Distracted driving-related collisions are not only devastating from a human perspective, but can cause your car insurance rates to skyrocket. Here's a primer on what exactly qualifies as distracted driving, and why it should be avoided.
What is distracted driving?
The RCMP has a broad definition of distracted driving. That's because so many everyday activities can take drivers' attention away from the road. Most people think of texting or talking on the phone, but eating, drinking, reading maps, grooming, smoking, playing loud music, talking to passengers, and driving when tired can all count as distracted driving. Despite all these possibilities, the most common forms are eating and drinking (87%), adjusting an iPod or radio (71%) and looking at or talking to passengers (60%). These are the behaviours Canadian drivers admit to engaging in.

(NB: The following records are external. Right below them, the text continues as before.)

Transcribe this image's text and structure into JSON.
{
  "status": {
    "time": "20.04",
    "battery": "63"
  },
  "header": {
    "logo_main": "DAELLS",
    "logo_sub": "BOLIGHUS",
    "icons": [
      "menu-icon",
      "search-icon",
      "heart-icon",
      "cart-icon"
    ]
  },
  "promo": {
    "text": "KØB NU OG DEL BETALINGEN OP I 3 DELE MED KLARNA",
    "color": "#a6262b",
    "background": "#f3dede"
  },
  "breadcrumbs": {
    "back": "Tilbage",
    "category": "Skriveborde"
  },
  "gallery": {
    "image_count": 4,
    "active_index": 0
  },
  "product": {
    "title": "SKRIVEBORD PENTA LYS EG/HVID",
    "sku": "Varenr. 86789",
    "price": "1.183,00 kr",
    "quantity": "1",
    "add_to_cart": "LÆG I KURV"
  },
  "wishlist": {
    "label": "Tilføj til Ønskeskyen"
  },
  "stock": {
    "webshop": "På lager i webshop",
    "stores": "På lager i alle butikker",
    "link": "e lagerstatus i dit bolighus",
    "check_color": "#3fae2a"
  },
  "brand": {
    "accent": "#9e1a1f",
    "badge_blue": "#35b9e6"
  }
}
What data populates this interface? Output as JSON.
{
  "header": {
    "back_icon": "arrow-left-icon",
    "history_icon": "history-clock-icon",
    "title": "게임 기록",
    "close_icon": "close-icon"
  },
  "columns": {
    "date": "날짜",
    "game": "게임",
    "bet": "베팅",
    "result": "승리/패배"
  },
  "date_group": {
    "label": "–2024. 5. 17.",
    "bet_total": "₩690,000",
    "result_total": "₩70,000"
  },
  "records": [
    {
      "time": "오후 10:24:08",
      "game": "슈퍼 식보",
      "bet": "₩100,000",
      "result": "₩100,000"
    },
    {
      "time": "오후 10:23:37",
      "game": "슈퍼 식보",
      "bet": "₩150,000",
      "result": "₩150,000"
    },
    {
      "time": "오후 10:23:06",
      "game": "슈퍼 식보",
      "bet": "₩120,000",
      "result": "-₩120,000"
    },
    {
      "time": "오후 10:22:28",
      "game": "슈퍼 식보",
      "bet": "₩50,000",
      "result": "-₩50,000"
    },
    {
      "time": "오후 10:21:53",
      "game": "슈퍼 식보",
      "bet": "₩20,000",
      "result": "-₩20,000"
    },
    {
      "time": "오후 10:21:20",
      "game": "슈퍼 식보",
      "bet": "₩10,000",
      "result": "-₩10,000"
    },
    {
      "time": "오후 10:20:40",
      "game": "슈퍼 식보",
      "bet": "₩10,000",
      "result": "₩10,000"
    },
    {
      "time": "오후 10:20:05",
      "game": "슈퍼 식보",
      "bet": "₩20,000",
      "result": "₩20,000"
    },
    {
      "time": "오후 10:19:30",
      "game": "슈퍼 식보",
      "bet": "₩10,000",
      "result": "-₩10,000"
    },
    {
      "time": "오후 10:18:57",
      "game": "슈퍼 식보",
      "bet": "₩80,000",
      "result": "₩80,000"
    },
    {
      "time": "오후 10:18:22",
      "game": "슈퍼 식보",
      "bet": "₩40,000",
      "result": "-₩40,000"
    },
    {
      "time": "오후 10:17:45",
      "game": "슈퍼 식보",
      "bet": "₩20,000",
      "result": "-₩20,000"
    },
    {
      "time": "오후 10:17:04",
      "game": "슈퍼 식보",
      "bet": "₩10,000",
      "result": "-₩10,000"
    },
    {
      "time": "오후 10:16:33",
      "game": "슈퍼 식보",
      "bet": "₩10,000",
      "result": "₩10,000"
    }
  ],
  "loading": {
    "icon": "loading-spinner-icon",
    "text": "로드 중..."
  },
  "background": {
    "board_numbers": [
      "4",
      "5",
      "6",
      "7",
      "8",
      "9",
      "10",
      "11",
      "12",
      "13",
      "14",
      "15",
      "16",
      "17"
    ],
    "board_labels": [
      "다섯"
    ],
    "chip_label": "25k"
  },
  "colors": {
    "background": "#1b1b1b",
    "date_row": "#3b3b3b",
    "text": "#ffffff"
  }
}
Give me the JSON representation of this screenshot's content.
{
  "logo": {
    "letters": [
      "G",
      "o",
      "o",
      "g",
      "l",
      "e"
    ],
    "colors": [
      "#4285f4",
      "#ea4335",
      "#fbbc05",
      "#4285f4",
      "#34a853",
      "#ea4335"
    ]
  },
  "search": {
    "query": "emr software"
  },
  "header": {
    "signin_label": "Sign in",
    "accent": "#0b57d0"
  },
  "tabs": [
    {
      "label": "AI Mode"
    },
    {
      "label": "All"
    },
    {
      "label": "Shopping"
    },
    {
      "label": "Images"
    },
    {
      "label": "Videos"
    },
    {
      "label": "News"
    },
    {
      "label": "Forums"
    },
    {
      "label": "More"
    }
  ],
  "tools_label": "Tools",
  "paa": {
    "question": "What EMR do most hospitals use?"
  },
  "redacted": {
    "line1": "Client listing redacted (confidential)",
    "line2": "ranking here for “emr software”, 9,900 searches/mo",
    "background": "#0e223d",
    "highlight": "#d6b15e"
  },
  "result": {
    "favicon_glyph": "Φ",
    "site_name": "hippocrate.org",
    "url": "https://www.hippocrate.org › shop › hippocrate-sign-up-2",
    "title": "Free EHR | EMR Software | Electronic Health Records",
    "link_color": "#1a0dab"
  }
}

Although texting is not mentioned in this particular survey, its effects are startling. Spending just five seconds reading a text is the same as driving the entire length of a football field blindfolded, assuming a rate of 90 km/h. About 26% of all vehicle accidents have phone use as at least one cause, according to the CAA.
How distracted driving makes roads more dangerous
Decades of impaired driving campaigns have succeeded in getting many drunk drivers off the road. Distracted driving, however, is just as hazardous and many more people do it. Eighty per cent of collisions involve driver inattention just prior to the event. The CBC reported in 2018 that distracted driving-related deaths have increased for five consecutive years in Ontario. That's five years past a 2013 statistic that found someone is injured in a distracted driving-related collision every half hour in the province. Although this number is particularly high given Ontario's high population, it is also a strong indicator that the issue may be a problem across Canada.
Robyn Robertson of the Traffic Injury Research Foundation (TIRF) told the CBC that age is a factor in how a driver approaches the issue of distracted driving. "Young drivers may not recognize the risks posed by distraction because they fail to recognize hazards," she said, while older drivers may want to avoid distraction because of their experience on the road. All age groups, however, have to be mindful of the potential for distraction.
What the consequences are
Given the prevalence of driver distraction, governments have stepped in to deter this behaviour with serious penalties. Every province and territory, except Nunavut, imposes fines or demerit points for distracted driving. The legislation usually focuses on the use of hand-held cellphones. Laws are particularly tough in Ontario, where those who use a hand-held device while driving will face a fine of $1,000 and three-day license suspension when the new law comes into effect in January 2019. The penalties increase with repeat infractions, up to a fine of $3,000 and 30-day suspension for those who have been caught three times engaging in the behaviour.
Distracted driving increases Toronto car insurance rates
It should come as no surprise that, in addition to the hazard to human life on the road, distracted driving can increase insurance rates. With every infraction, ticket, or collision on a driver's history, insurance becomes more expensive. To find the best rates to keep you and your passengers safe on the road, check out car insurance quotes to find options for not only Toronto car insurance, but drivers in all Canadian cities.